By: Marie Keough, Age 14, St. Stephens, New Brunswick
There is a word in my house that sits under the stairs, blankets all the pictures, and cuts like glass. Like a leak from the ceiling, with this word comes water, not rainwater, but a river of memories. Divorce. Why does this have to be the word that runs through my house like carpet?
It began about six years ago, six years of going to see Dad every other weekend, six years of split holidays and vacations. I was set down on the couch with my little sister, still in diapers, and there Dad in his black suit and Mom in her green dress told us they werenít going to live together anymore. The pumpkin-faced child next to me just glared, then giggled and turned her back to my parents and started chewing on something. I just stared at both their faces and watched the dim light dance back and forth between their confusing grins.
Six years of lying in bed, looking out across the glowing lights of Moncton from my room in Dadís apartment.

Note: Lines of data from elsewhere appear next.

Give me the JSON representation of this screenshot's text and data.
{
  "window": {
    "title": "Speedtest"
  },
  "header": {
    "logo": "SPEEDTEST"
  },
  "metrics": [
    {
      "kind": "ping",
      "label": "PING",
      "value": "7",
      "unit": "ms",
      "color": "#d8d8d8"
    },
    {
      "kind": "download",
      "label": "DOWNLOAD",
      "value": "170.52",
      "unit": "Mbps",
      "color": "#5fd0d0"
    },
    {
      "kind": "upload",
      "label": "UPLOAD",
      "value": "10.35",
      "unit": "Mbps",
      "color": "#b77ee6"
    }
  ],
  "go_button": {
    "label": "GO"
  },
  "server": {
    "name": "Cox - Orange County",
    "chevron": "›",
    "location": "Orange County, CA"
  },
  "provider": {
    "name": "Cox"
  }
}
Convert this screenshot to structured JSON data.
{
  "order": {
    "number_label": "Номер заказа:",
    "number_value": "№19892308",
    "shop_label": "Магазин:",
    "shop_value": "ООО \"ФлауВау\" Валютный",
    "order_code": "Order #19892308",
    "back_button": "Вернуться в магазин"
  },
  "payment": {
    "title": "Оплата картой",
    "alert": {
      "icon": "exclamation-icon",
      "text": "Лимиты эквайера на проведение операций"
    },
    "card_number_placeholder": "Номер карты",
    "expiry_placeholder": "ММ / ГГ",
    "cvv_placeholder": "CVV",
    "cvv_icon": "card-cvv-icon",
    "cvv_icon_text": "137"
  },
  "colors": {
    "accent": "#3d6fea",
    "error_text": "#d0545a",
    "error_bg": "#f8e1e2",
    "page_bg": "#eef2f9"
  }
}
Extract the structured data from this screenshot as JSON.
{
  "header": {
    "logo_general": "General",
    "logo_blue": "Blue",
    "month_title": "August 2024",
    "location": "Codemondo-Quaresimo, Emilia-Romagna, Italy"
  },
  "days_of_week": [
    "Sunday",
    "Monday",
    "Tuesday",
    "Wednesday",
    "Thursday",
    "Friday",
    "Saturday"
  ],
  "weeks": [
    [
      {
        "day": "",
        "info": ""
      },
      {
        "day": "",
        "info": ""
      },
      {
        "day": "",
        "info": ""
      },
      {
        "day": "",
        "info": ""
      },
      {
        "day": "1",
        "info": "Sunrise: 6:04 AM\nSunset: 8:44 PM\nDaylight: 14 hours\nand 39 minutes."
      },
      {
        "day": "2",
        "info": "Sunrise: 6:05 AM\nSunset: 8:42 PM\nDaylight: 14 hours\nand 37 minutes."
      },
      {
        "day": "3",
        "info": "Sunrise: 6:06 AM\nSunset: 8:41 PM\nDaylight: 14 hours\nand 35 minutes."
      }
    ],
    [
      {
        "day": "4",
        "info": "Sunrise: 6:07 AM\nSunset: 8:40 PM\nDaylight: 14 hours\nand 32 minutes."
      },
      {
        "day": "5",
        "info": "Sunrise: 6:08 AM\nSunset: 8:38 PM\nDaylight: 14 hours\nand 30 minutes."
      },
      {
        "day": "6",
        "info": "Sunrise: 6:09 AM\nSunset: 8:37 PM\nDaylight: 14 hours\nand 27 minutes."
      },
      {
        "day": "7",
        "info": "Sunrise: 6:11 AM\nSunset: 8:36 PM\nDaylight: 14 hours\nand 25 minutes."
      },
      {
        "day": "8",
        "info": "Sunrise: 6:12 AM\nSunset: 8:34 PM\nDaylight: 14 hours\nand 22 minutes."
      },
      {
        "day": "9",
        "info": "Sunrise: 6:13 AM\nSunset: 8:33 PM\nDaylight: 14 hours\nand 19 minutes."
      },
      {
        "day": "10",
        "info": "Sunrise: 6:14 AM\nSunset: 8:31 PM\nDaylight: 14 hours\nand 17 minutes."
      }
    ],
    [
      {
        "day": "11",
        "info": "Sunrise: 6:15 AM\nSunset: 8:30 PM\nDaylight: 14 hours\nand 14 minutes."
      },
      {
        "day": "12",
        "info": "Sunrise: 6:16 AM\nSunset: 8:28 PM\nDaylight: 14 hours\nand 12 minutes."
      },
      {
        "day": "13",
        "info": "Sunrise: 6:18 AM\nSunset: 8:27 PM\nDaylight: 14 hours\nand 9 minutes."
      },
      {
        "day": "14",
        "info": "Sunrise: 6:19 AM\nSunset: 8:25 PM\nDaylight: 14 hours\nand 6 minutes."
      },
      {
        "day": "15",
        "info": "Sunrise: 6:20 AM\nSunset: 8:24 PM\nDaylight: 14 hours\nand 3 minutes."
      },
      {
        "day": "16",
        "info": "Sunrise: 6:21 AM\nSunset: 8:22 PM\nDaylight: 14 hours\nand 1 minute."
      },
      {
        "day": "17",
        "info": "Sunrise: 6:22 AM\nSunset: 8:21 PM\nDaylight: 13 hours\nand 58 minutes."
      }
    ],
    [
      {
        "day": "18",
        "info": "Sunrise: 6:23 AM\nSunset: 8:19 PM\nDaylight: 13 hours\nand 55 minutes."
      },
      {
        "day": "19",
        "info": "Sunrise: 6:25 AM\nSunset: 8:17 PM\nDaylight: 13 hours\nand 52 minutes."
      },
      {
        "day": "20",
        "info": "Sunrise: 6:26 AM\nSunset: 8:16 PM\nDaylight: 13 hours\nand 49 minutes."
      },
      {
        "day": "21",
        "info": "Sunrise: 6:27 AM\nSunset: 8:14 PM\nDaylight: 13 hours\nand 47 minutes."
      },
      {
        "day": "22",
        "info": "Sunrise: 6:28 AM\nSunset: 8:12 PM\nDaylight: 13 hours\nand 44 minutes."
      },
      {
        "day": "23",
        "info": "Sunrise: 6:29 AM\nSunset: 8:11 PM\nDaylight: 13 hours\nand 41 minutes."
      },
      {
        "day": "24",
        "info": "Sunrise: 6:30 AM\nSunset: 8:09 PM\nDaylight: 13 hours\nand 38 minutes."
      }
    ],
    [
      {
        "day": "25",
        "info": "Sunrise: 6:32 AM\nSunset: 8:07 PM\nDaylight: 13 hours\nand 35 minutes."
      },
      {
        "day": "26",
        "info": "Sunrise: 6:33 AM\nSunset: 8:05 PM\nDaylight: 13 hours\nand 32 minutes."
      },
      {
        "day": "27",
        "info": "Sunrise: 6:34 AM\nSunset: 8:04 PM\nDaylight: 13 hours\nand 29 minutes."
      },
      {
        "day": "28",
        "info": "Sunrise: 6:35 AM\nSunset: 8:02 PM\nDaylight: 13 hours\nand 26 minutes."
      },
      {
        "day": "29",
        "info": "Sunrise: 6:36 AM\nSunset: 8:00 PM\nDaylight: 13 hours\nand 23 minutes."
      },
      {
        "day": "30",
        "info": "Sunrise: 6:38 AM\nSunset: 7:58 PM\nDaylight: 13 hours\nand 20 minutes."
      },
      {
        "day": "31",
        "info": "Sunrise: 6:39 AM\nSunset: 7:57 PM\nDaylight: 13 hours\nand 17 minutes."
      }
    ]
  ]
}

Six years of gazing up into the moonlit sky from my house, wondering if my parents would ever get back together.
Now I see my dad every other weekend, and the D-word only surfaces when weekends are brought up, or a childhood memory. The word fills my mouth, but I am unable to spit it out.
Divorce has taken a part of my life and turned it upside down. At my seventh birthday it was so embarrassing just to answer the question: "Where is your dad?" Sometimes I would lie and say he was coming, but he never did. My parents couldnít be together anymore.
When I was ten, it hurt so much at my soccer games to watch my friendsí parents laughing and cheering together, while my dad stood alone on the opposite side of the field, or my mom stood with a smile on her face, which I knew was fake.
Divorce has changed over time. As I grow up the things that used to mean so much now seem stupid or unimportant.
Lately, divorce has brought these questions: If they were still married, would I come home after a soccer game, or after school, and would my dad be waiting there to take us all out to dinner. Or maybe, if I talked to him on the phone, and my mom would talk, and after discussing our next vacation, or even what we were having for dinner, would they exchange "I love you" and then hang up?
Iíve always wanted to know what that would be like, to have dinner as a family, or go through a day without thinking that my parents donít love each other anymore.
I am sure in the future divorce will mean something completely different, but for now I have to get by on the little things that mean so much. Even though my parents donít love each other, I will always know that they both love me, and no matter how old I get, and no matter what divorce brings in the future, that will never change.